University of Illinois aerospace engineering professor Scott R. White, an innovator of self-healing and self-regulating materials, died Monday, May 28, of cancer at age 55.
White was recognized globally as an expert in autonomous materials—materials that can adapt or respond on their own. His research group at the Beckman Institute for Advanced Science and Technology at the U. of I. developed self-healing plastics, electronics, batteries and coatings; coatings and materials that indicate when they are damaged or strained; self-destructing devices to reduce electronic waste; and many other innovations to make materials safer and more reliable on both the micro and macro scale.

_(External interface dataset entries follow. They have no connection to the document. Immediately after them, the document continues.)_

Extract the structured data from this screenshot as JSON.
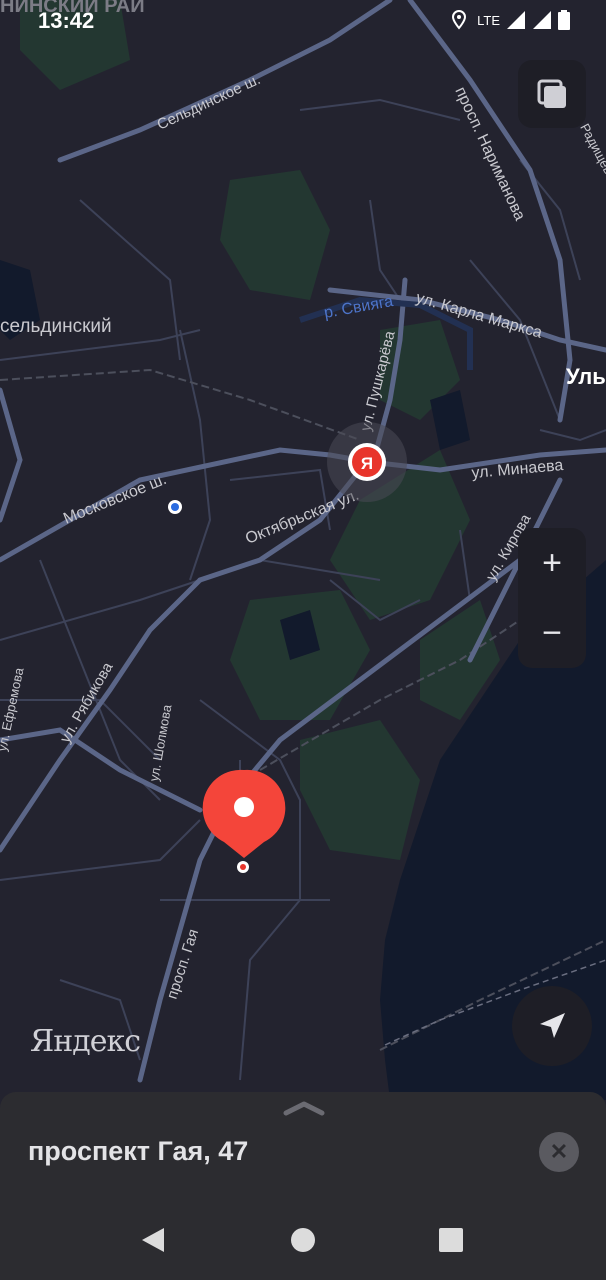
{
  "status_bar": {
    "time": "13:42",
    "network": "LTE"
  },
  "map": {
    "labels": {
      "top_left": "НИНСКИЙ РАЙ",
      "selda_district": "сельдинский",
      "seldinskoe_sh": "Сельдинское ш.",
      "narimanova": "просп. Нариманова",
      "sviyaga": "р. Свияга",
      "karla_marksa": "ул. Карла Маркса",
      "ulyanovsk": "Уль",
      "pushkareva": "ул. Пушкарёва",
      "minaeva": "ул. Минаева",
      "moskovskoe_sh": "Московское ш.",
      "oktyabrskaya": "Октябрьская ул.",
      "kirova": "ул. Кирова",
      "efremova": "ул. Ефремова",
      "rybikova": "ул. Рябикова",
      "sholmova": "ул. Шолмова",
      "gaya": "просп. Гая",
      "radi": "ул. Радищева"
    },
    "yandex_pin_letter": "Я",
    "zoom_in": "+",
    "zoom_out": "−",
    "logo": "Яндекс"
  },
  "sheet": {
    "address": "проспект Гая, 47",
    "close_symbol": "✕"
  }
}
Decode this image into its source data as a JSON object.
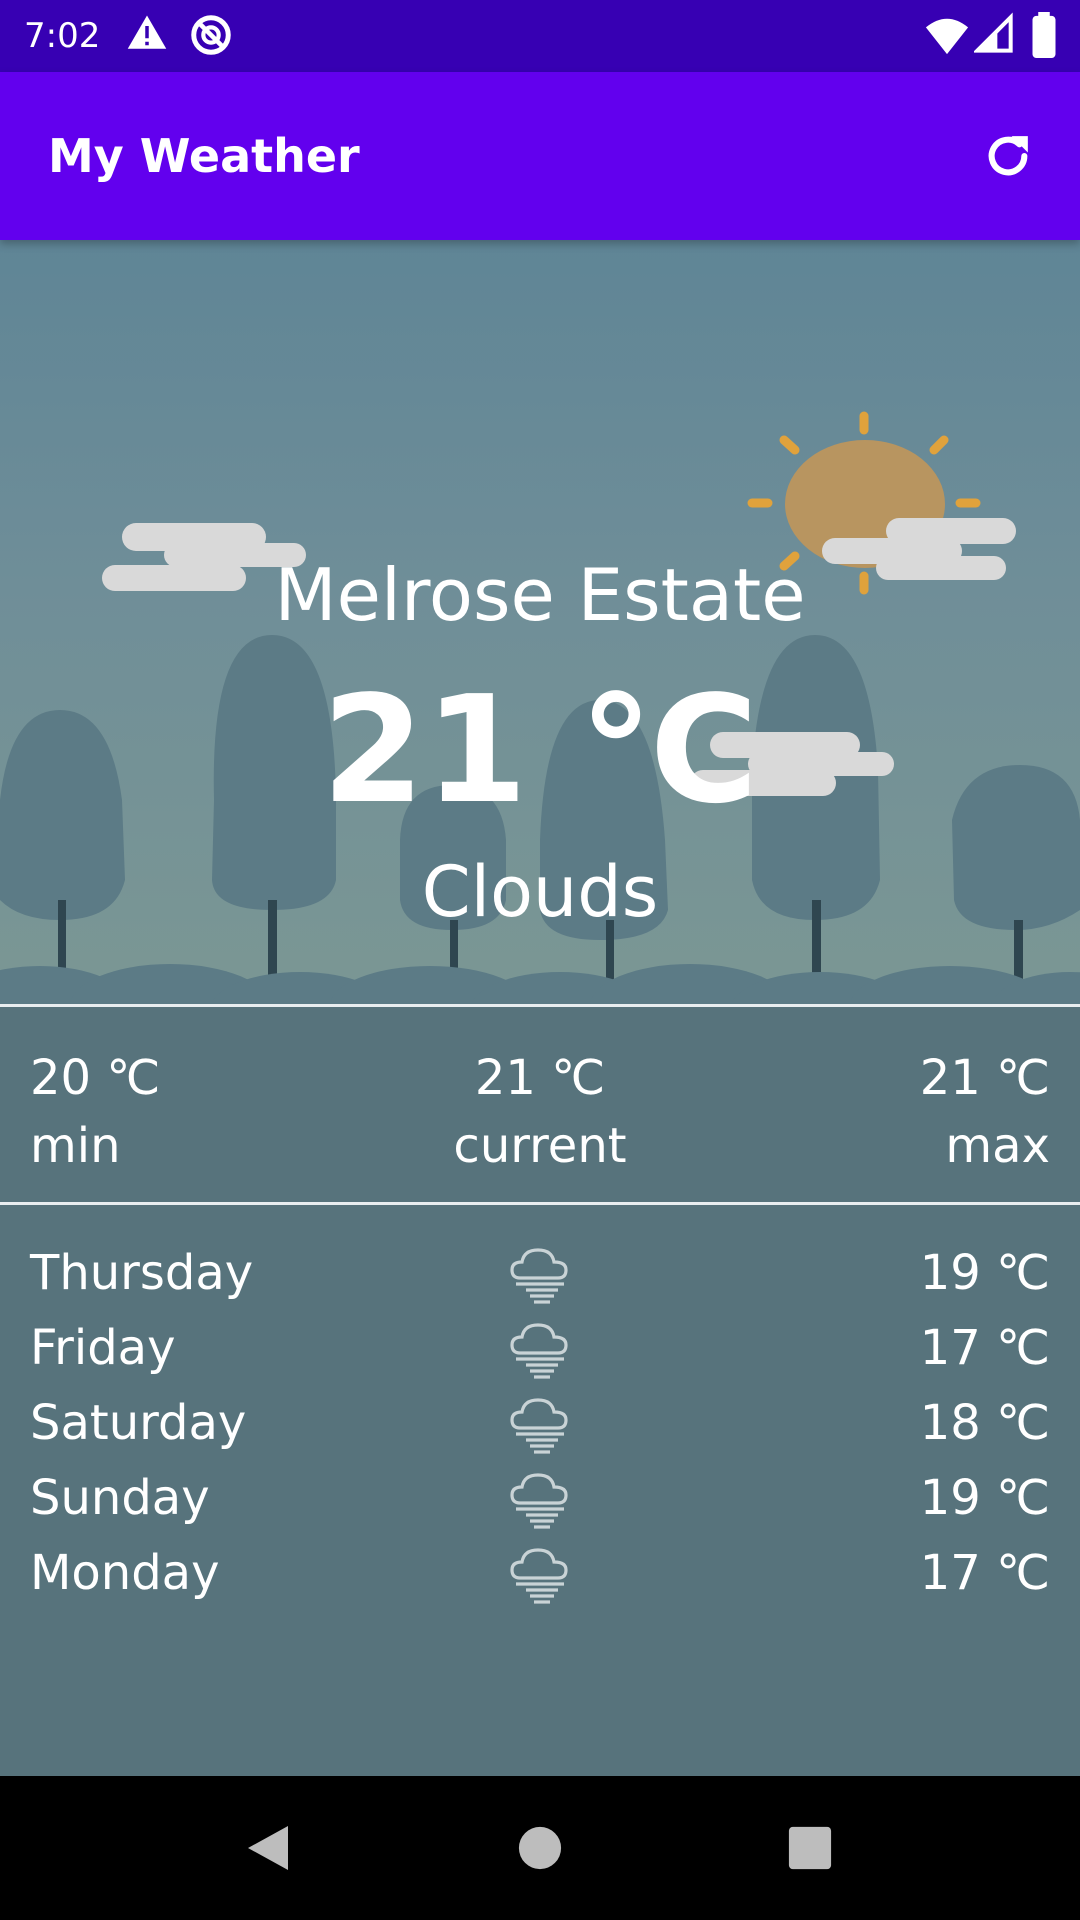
{
  "status_bar": {
    "time": "7:02",
    "icons": [
      "warning-icon",
      "do-not-disturb-icon",
      "wifi-icon",
      "signal-icon",
      "battery-icon"
    ]
  },
  "app_bar": {
    "title": "My Weather",
    "action_icon": "refresh-icon"
  },
  "weather": {
    "city": "Melrose Estate",
    "temperature": "21 ℃",
    "condition": "Clouds"
  },
  "summary": {
    "min_value": "20 ℃",
    "min_label": "min",
    "current_value": "21 ℃",
    "current_label": "current",
    "max_value": "21 ℃",
    "max_label": "max"
  },
  "forecast": [
    {
      "day": "Thursday",
      "icon": "rain-cloud-icon",
      "temp": "19 ℃"
    },
    {
      "day": "Friday",
      "icon": "rain-cloud-icon",
      "temp": "17 ℃"
    },
    {
      "day": "Saturday",
      "icon": "rain-cloud-icon",
      "temp": "18 ℃"
    },
    {
      "day": "Sunday",
      "icon": "rain-cloud-icon",
      "temp": "19 ℃"
    },
    {
      "day": "Monday",
      "icon": "rain-cloud-icon",
      "temp": "17 ℃"
    }
  ],
  "colors": {
    "status_bar": "#3700b3",
    "app_bar": "#6200ee",
    "panel": "#57737c",
    "sun": "#b89560",
    "sun_rays": "#e0a23c"
  },
  "nav_bar": {
    "icons": [
      "back-icon",
      "home-icon",
      "recents-icon"
    ]
  }
}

“Scott worked at the forefront of research in self-healing materials. Yet along with a brilliant mind, persistence, tenacity and foresight were some of the traits that made Scott who he was,” said Jeffrey S. Moore, the director of the Beckman Institute and a longtime collaborator of White. “Scott had been fighting cancer over a number of years, but throughout this process, he managed to forge ahead in his research pursuits. He cared deeply about his students and pushed them to reach their best. After every big paper he would start the next meeting by saying, ‘Don’t rest on your laurels.’”
White developed several types of self-healing and adaptive materials. For example, he designed materials embedded with microcapsules that rupture when cracked or damaged, filling the cracks and “healing” the plastic or circuit. He also developed microcapsule technology to make lithium-ion batteries longer-lasting and less likely to rupture or burst into flame.
Not content to be limited to one self-healing pathway, White’s group developed vascularized materials—composites filled with microfluidic channels, much like a biological circulatory system. The vasculature enabled his group to further develop plastics that not only heal cracks, but also can regenerate missing portions. See a video of White discussing the work.
White’s group also explored the use of mechanophores—materials that change properties under mechanical stress—to develop polymers and coatings that change colors to indicate damage, strain, cracks or scratches. Most recently, the group developed a polymer-curing process for manufacturing strong, lightweight parts for airplanes or vehicles using tens of millions of times less energy.
White earned a doctorate in engineering mechanics at the Pennsylvania State University in 1990, joining the faculty at the U of I. the same year. He held more than 40 patents and co-founded two startup companies. He received widespread recognition for his work, including a Humboldt Research Award in 2013, the American Society for Composites Outstanding Research Award in 2014, and Scientific American magazine's “SciAm 50” award in 2007. He also received multiple teaching and mentorship awards for his work with students at Illinois.
White is survived by his wife Nancy Sottos, a professor of materials science and engineering, three children, two grandchildren and his parents.